As the future of the United States Postal Service, wreaked by financial crisis, hangs in the balance, leading economists — including a Cornell professor — testified before Congress Feb. 13 to propose reforms that could stabilize USPS’ finances.
USPS is facing a “critical shortage” of revenue, having seen its revenues drop nearly $40 billion and its total volume of mail decline by 25 percent since 2006, according to the U.S. Government Accountability Office.
In his testimony before Congress, Prof. Richard Geddes, policy analysis and management, proposed a two-step solution to USPS’ financial crisis: corporatization and commercialization.
Corporatization would allow USPS to restructure itself to resemble a “large private corporation,” Geddes said.
“That means having a Board of Directors instead of a Board of Governors, having board members who have private sector experience rather than political appointees [and] allowing the board to compensate senior management more in line with private sector standards of compensations, which are higher,” he said.
Additionally, by commercializing USPS — abolishing its monopoly on the postal service industry — Congress could help USPS evolve and become more “entrepreneurial,” Geddes said.
Pointing to the government’s “heavy regulation” of USPS’ prices and products, Geddes said that the service is currently struggling because it is unable to make important financial decisions on its own.
“[USPS] can’t just venture into new markets the way a private firm can,” he said. “Also, its service quality is highly regulated, and it is not free to set the frequency or speed of delivery the way a private company would be.”
Geddes added that many other countries have already successfully implemented these kinds of postal reforms, including the Deutsche Post, the Dutch Post and the New Zealand Post. Additionally, all 27 countries that are members of the European Union have repealed their postal monopolies.
“Virtually every post in the world that is in a developed country that I am aware of has undertaken postal liberalization, which frees up their postal service. The U.S. is last in terms of taking serious postal reform,” Geddes said.
He said that in addition to battling heavy regulations, the USPS has also struggled to adapt to electronic communication and online transactions, which he said have contributed to a rapid decline in postal revenue.
“People aren’t sending as many letters as they used to, and I believe that this because of e-mail, phone, fax and other electronic substitutes to sending a letter,” Geddes said. “This electronic communication revolution is just as big in terms of its impact and scope as the industrial revolution was. The Postal Service either needs to adapt to that revolution, or it will disappear.”
Besides seeing a decline in the use of first-class mail, Geddes said that the Postal Service has suffered financial losses due to a decrease in billing services.
“People feel comfortable paying bills, banking, and sending messages to individuals online,” he said. “Utility bills used to be a big part of the Postal Services’ revenue, but people are increasingly comfortable to just let the utility debit their monthly charge from their accounts.”

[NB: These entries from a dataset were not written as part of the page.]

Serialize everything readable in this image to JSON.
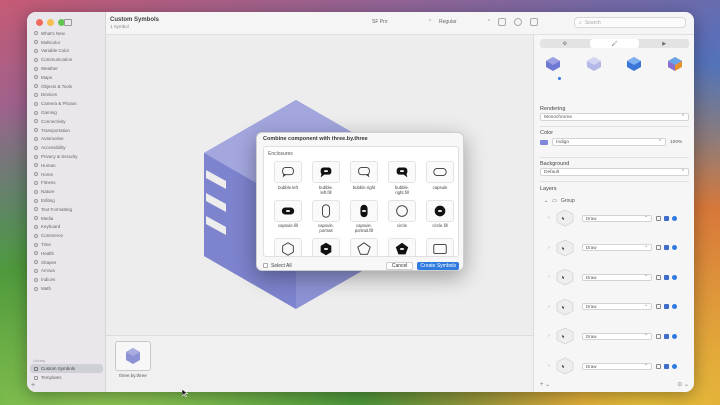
{
  "window": {
    "title": "Custom Symbols",
    "subtitle": "1 Symbol"
  },
  "toolbar": {
    "font": "SF Pro",
    "weight": "Regular",
    "search_placeholder": "Search"
  },
  "sidebar": {
    "items": [
      {
        "label": "What's New"
      },
      {
        "label": "Multicolor"
      },
      {
        "label": "Variable Color"
      },
      {
        "label": "Communication"
      },
      {
        "label": "Weather"
      },
      {
        "label": "Maps"
      },
      {
        "label": "Objects & Tools"
      },
      {
        "label": "Devices"
      },
      {
        "label": "Camera & Photos"
      },
      {
        "label": "Gaming"
      },
      {
        "label": "Connectivity"
      },
      {
        "label": "Transportation"
      },
      {
        "label": "Automotive"
      },
      {
        "label": "Accessibility"
      },
      {
        "label": "Privacy & Security"
      },
      {
        "label": "Human"
      },
      {
        "label": "Home"
      },
      {
        "label": "Fitness"
      },
      {
        "label": "Nature"
      },
      {
        "label": "Editing"
      },
      {
        "label": "Text Formatting"
      },
      {
        "label": "Media"
      },
      {
        "label": "Keyboard"
      },
      {
        "label": "Commerce"
      },
      {
        "label": "Time"
      },
      {
        "label": "Health"
      },
      {
        "label": "Shapes"
      },
      {
        "label": "Arrows"
      },
      {
        "label": "Indices"
      },
      {
        "label": "Math"
      }
    ],
    "section_label": "Library",
    "selected_item": "Custom Symbols",
    "templates_item": "Templates"
  },
  "bottom_bar": {
    "symbol_label": "three.by.three"
  },
  "inspector": {
    "tabs": [
      "⚙",
      "🖌",
      "▶"
    ],
    "rendering_label": "Rendering",
    "rendering_value": "Monochrome",
    "color_label": "Color",
    "color_value": "Indigo",
    "color_percent": "100%",
    "background_label": "Background",
    "background_value": "Default",
    "layers_label": "Layers",
    "group_label": "Group",
    "layers": [
      {
        "label": "Draw"
      },
      {
        "label": "Draw"
      },
      {
        "label": "Draw"
      },
      {
        "label": "Draw"
      },
      {
        "label": "Draw"
      },
      {
        "label": "Draw"
      }
    ],
    "colors": {
      "accent": "#2f7be0",
      "indigo": "#8087d8"
    }
  },
  "dialog": {
    "title": "Combine component with three.by.three",
    "section": "Enclosures",
    "items": [
      {
        "label": "bubble.left",
        "icon": "bubble-left-icon"
      },
      {
        "label": "bubble.\nleft.fill",
        "icon": "bubble-left-fill-icon"
      },
      {
        "label": "bubble.right",
        "icon": "bubble-right-icon"
      },
      {
        "label": "bubble.\nright.fill",
        "icon": "bubble-right-fill-icon"
      },
      {
        "label": "capsule",
        "icon": "capsule-icon"
      },
      {
        "label": "capsule.fill",
        "icon": "capsule-fill-icon"
      },
      {
        "label": "capsule.\nportrait",
        "icon": "capsule-portrait-icon"
      },
      {
        "label": "capsule.\nportrait.fill",
        "icon": "capsule-portrait-fill-icon"
      },
      {
        "label": "circle",
        "icon": "circle-icon"
      },
      {
        "label": "circle.fill",
        "icon": "circle-fill-icon"
      },
      {
        "label": "",
        "icon": "hexagon-icon"
      },
      {
        "label": "",
        "icon": "hexagon-fill-icon"
      },
      {
        "label": "",
        "icon": "pentagon-icon"
      },
      {
        "label": "",
        "icon": "pentagon-fill-icon"
      },
      {
        "label": "",
        "icon": "rectangle-icon"
      }
    ],
    "select_all": "Select All",
    "cancel": "Cancel",
    "create": "Create Symbols"
  }
}
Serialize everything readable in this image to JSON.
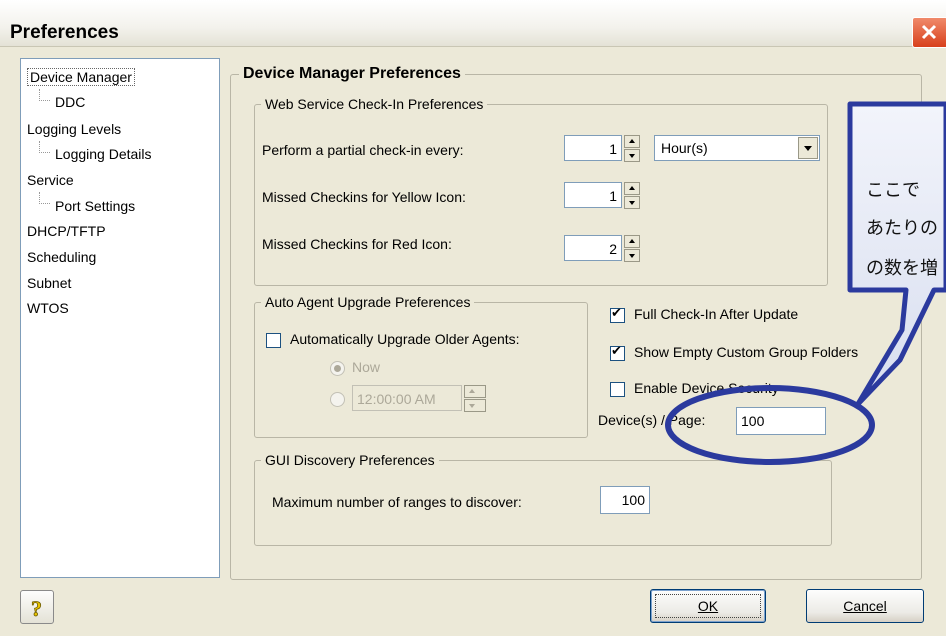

Geddes urged Congress to help reform the USPS for the sake of the service’s immeddate survival and long-term stability.
“The U.S. Postal Service has an enormously valuable asset in its universal delivery network that has been constructed over decades. That asset deserves to be managed as effectively as possible. These reforms … will ensure that the Postal Service remains a sustainable, vigorous institution for decades to come,” Geddes said in a University press release.
Original Author: Lauren Avery